Methods: We systematically reviewed all patients diagnosed with COVID-19 admitted to the hospital in a Spanish population during March 2020. Demographic characteristics, systemic and neurologic clinical manifestations, and complementary tests were analyzed.
Results: Of 841 patients hospitalized with COVID-19 (mean age 66.4 years, 56.2% men), 57.4% developed some form of neurologic symptom. Nonspecific symptoms such as myalgias (17.2%), headache (14.1%), and dizziness (6.1%) were present mostly in the early stages of infection. Anosmia (4.9%) and dysgeusia (6.2%) tended to occur early (60% as the first clinical manifestation) and were more frequent in less severe cases. Disorders of consciousness occurred commonly (19.6%), mostly in older patients and in severe and advanced COVID-19 stages. Myopathy (3.1%), dysautonomia (2.5%), cerebrovascular diseases (1.7%), seizures (0.7%), movement disorders (0.7%), encephalitis (n = 1), Guillain-Barré syndrome (n = 1), and optic neuritis (n = 1) were also reported, but less frequent. Neurologic complications were the main cause of death in 4.1% of all deceased study participants.

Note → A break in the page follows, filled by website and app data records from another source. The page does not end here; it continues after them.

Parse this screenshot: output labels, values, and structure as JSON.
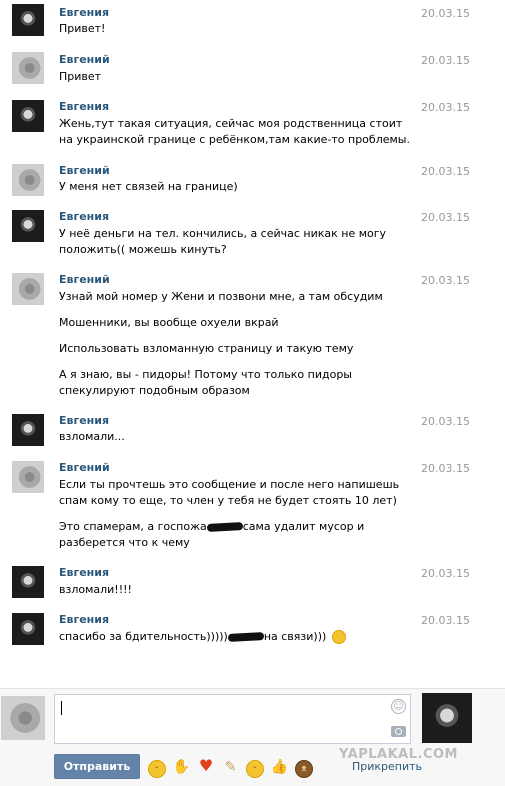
{
  "messages": [
    {
      "sender": "Евгения",
      "date": "20.03.15",
      "lines": [
        "Привет!"
      ]
    },
    {
      "sender": "Евгений",
      "date": "20.03.15",
      "lines": [
        "Привет"
      ]
    },
    {
      "sender": "Евгения",
      "date": "20.03.15",
      "lines": [
        "Жень,тут такая ситуация, сейчас моя родственница стоит на украинской границе с ребёнком,там какие-то проблемы."
      ]
    },
    {
      "sender": "Евгений",
      "date": "20.03.15",
      "lines": [
        "У меня нет связей на границе)"
      ]
    },
    {
      "sender": "Евгения",
      "date": "20.03.15",
      "lines": [
        "У неё деньги на тел. кончились, а сейчас никак не могу положить(( можешь кинуть?"
      ]
    },
    {
      "sender": "Евгений",
      "date": "20.03.15",
      "lines": [
        "Узнай мой номер у Жени и позвони мне, а там обсудим",
        "Мошенники, вы вообще охуели вкрай",
        "Использовать взломанную страницу и такую тему",
        "А я знаю, вы - пидоры! Потому что только пидоры спекулируют подобным образом"
      ]
    },
    {
      "sender": "Евгения",
      "date": "20.03.15",
      "lines": [
        "взломали..."
      ]
    },
    {
      "sender": "Евгений",
      "date": "20.03.15",
      "lines": [
        "Если ты прочтешь это сообщение и после него напишешь спам кому то еще, то член у тебя не будет стоять 10 лет)",
        "Это спамерам, а госпожа",
        "сама удалит мусор и разберется что к чему"
      ]
    },
    {
      "sender": "Евгения",
      "date": "20.03.15",
      "lines": [
        "взломали!!!!"
      ]
    },
    {
      "sender": "Евгения",
      "date": "20.03.15",
      "lines": [
        "спасибо за бдительность)))))",
        "на связи)))"
      ]
    }
  ],
  "composer": {
    "send_label": "Отправить",
    "attach_label": "Прикрепить",
    "watermark": "YAPLAKAL.COM"
  },
  "icons": {
    "emoji_bar": [
      "smile-icon",
      "hand-icon",
      "heart-icon",
      "pencil-icon",
      "wink-icon",
      "thumbs-up-icon",
      "bear-icon"
    ]
  }
}
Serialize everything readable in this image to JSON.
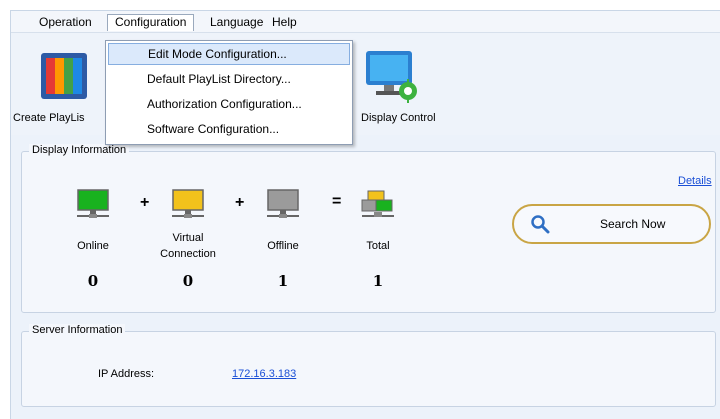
{
  "menu": {
    "items": [
      "Operation",
      "Configuration",
      "Language",
      "Help"
    ]
  },
  "dropdown": {
    "items": [
      "Edit Mode Configuration...",
      "Default PlayList Directory...",
      "Authorization Configuration...",
      "Software Configuration..."
    ]
  },
  "toolbar": {
    "create_playlist": "Create PlayLis",
    "display_control": "Display Control"
  },
  "display_info": {
    "title": "Display Information",
    "details": "Details",
    "online_label": "Online",
    "virtual_label_1": "Virtual",
    "virtual_label_2": "Connection",
    "offline_label": "Offline",
    "total_label": "Total",
    "online_value": "0",
    "virtual_value": "0",
    "offline_value": "1",
    "total_value": "1",
    "plus": "+",
    "equals": "=",
    "search_label": "Search Now"
  },
  "server_info": {
    "title": "Server Information",
    "ip_label": "IP Address:",
    "ip_value": "172.16.3.183"
  },
  "colors": {
    "online": "#19b21f",
    "virtual": "#f2c21c",
    "offline": "#9b9b9b",
    "link": "#1a4fd6",
    "search_border": "#c9a545"
  }
}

Conclusions: Neurologic manifestations are common in hospitalized patients with COVID-19. In our series, more than half of patients presented some form of neurologic symptom. Clinicians need to maintain close neurologic surveillance for prompt recognition of these complications. The mechanisms and consequences of severe acute respiratory syndrome coronavirus type 2 neurologic involvement require further studies.
© 2020 American Academy of Neurology.